The Conference is currently sponsored and supported by The Electronic Literature Organization, Brown University Literary Arts Program, Brown University Creative Arts Council, Brown University Library, and the RISD D+M Program.
Any organization or individual in receipt of this call who would like to sponsor and support this major international conference, please get in touch. External sponsors are being sought and will be appropriately acknowledged.
I’m not up to a writeup of the recent &Now: A Conference of Innovative Writing and the Literary Arts, a festival/conference (“festerence,” as someone noted) which just shuffled through Buffalo. But while you are waiting for the deadpan article in Harper’s about the event, these should be worth about 3000 words.
“… mirrors and copulation are abominable because they increase the number of men.” —Borges

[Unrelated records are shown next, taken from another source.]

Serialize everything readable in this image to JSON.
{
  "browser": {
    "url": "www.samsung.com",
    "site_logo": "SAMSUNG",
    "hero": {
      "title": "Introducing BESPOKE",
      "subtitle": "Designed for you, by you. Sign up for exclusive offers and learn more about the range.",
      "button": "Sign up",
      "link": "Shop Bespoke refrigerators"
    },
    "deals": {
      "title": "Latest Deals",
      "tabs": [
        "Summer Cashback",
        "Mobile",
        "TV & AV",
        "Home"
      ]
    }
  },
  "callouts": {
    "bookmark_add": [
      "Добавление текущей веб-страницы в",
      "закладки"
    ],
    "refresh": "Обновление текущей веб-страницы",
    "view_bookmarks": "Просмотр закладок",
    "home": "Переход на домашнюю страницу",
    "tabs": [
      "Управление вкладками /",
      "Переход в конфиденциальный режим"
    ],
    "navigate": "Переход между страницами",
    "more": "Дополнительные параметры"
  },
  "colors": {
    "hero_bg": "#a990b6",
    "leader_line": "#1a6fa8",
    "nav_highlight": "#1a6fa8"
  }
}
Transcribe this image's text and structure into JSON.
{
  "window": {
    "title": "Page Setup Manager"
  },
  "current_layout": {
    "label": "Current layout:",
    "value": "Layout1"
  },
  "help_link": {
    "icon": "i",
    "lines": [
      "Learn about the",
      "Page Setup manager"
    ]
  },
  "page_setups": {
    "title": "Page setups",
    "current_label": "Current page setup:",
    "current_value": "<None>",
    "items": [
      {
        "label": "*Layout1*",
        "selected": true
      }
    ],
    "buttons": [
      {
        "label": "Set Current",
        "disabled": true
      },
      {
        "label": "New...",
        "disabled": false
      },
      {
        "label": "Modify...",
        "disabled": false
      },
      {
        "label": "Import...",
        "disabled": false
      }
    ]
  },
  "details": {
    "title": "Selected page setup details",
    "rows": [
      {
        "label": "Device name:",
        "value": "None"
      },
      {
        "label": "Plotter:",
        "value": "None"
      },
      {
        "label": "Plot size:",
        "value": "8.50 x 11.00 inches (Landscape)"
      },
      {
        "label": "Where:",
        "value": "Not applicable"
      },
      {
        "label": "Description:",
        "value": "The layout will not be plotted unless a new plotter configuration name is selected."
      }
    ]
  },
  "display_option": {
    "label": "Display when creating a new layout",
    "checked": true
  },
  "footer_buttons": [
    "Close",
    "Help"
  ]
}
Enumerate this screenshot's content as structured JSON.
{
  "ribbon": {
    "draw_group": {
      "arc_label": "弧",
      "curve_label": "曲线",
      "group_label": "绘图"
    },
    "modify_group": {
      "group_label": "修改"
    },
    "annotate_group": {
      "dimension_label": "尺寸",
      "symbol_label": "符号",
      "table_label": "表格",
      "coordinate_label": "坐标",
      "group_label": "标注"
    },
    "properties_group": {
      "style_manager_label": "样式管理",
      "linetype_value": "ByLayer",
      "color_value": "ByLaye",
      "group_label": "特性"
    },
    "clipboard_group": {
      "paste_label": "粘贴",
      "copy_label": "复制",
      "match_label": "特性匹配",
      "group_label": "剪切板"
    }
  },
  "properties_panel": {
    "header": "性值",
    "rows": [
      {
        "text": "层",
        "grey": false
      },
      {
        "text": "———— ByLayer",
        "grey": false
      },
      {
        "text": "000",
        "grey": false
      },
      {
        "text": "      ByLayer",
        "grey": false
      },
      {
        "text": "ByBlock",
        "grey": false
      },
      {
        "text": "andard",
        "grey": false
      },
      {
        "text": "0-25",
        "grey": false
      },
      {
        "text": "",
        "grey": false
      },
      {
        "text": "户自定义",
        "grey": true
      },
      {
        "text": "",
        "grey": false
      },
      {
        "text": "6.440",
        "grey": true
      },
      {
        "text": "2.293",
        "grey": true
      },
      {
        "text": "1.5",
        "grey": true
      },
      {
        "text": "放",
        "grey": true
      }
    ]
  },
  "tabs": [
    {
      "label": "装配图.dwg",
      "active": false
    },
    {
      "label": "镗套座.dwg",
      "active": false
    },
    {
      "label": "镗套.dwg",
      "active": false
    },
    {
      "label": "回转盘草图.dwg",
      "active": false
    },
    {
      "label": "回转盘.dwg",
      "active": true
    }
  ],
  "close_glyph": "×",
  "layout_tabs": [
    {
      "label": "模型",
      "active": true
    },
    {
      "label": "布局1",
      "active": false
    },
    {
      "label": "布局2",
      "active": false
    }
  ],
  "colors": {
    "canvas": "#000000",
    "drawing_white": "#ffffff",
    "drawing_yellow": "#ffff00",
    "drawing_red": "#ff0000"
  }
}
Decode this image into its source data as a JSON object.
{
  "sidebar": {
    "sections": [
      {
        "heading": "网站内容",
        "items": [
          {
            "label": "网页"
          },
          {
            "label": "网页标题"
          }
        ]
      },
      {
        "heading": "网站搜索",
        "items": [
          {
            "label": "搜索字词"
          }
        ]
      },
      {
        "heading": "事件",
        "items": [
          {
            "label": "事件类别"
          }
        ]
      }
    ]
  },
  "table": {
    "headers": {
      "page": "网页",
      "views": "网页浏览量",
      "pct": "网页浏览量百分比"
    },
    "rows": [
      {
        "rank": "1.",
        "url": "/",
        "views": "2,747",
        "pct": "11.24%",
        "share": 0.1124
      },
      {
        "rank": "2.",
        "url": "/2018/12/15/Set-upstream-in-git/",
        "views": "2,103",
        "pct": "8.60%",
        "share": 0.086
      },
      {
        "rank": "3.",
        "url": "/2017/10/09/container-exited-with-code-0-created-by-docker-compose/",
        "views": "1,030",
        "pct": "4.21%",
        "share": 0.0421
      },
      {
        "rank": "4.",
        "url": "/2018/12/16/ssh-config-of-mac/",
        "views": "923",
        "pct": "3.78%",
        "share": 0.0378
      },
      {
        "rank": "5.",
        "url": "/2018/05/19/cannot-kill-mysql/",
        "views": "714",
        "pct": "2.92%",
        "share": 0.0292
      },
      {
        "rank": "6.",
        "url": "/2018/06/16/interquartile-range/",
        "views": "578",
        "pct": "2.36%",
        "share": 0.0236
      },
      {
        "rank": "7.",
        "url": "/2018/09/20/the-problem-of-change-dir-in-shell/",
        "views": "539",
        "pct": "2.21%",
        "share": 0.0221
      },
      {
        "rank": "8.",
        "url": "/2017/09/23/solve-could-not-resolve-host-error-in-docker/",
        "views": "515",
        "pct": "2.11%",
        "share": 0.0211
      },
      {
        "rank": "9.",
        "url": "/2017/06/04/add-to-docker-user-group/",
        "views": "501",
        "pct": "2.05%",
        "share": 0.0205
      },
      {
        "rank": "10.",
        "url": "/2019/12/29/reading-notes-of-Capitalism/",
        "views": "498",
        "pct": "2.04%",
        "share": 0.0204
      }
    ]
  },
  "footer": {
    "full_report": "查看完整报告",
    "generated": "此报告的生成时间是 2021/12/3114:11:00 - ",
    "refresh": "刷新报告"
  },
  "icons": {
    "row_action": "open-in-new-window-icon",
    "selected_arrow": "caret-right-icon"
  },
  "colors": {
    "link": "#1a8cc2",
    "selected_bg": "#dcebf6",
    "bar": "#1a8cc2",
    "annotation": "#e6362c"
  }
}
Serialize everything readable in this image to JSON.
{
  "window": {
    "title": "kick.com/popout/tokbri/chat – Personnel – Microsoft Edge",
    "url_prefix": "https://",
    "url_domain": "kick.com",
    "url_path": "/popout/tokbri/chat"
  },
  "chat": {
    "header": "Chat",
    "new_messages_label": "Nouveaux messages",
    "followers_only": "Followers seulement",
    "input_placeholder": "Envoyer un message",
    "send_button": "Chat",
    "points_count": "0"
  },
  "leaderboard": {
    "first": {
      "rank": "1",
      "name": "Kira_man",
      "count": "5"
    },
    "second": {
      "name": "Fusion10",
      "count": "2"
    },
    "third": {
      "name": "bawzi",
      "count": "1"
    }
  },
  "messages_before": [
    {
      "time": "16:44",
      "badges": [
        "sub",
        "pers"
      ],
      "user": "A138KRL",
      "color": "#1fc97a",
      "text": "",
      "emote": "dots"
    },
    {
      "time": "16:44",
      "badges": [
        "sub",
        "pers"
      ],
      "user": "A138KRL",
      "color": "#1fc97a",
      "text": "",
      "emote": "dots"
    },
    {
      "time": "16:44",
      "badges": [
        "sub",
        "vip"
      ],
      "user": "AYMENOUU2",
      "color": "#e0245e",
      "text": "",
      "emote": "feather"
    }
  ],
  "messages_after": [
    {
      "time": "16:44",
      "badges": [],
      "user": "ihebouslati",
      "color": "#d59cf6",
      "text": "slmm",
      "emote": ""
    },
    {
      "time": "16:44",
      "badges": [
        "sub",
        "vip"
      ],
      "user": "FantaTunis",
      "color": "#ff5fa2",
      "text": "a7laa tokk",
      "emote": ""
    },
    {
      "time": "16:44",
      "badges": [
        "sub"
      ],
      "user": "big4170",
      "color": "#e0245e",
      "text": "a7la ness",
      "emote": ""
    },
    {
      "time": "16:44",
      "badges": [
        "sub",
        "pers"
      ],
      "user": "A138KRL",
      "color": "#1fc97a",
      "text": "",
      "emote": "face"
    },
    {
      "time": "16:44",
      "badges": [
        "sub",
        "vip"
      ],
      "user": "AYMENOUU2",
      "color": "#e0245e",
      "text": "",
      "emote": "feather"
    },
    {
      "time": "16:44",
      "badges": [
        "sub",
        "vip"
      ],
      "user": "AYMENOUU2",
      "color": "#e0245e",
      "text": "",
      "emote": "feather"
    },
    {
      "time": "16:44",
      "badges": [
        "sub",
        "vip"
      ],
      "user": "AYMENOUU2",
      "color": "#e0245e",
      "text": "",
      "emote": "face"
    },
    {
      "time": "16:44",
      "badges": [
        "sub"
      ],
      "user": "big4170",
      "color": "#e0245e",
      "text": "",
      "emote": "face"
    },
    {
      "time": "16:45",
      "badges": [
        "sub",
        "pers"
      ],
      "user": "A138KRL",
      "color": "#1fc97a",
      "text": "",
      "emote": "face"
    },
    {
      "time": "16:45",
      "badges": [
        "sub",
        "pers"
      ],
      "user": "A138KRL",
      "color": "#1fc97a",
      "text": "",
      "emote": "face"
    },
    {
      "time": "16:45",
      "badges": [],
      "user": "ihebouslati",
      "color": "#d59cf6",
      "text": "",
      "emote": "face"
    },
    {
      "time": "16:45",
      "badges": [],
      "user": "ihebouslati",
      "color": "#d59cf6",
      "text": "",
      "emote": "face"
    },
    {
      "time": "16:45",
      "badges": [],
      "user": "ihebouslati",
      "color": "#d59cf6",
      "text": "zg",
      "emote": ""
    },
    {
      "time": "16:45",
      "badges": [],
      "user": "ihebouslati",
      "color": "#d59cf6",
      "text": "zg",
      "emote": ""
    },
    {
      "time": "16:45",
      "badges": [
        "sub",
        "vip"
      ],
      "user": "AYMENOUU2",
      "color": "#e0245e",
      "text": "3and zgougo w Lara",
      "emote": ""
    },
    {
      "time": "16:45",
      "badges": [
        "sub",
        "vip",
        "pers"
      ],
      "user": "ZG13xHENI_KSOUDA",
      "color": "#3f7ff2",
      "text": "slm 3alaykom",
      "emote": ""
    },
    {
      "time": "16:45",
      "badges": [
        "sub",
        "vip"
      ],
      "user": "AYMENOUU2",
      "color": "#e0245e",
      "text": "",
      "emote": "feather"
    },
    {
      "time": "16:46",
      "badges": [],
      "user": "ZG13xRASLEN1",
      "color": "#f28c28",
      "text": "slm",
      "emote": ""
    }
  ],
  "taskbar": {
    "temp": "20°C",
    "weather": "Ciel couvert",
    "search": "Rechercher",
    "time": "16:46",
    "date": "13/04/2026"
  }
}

Babyfucker is far more disturbing than the title suggests. The book, written by a Swiss author, spawned a controversy in Germany in 1991. It begins unabashedly with the sentence “I fuck babies,” which the narrator declares to be his sentence. It is the reader’s sentence, too. However, there are no detailed representations of infant pedophilia. There is terse, detached description of an impossible garret, filled with baskets of babies, supplied with a spigot and drain for morphine-laced milk; trepidation at humanity and new life; a man who sees himself in the mirror as a baby — then as made up, limb by limb, of babies. If there are specific sexual visions here, they must belong mainly to the reader, not the text. Among other unsettling things, the volume (which is yellow and pink, tiny, and cute) shows the reader’s involvement in literary atrocities, in any violation committed by shared imagination.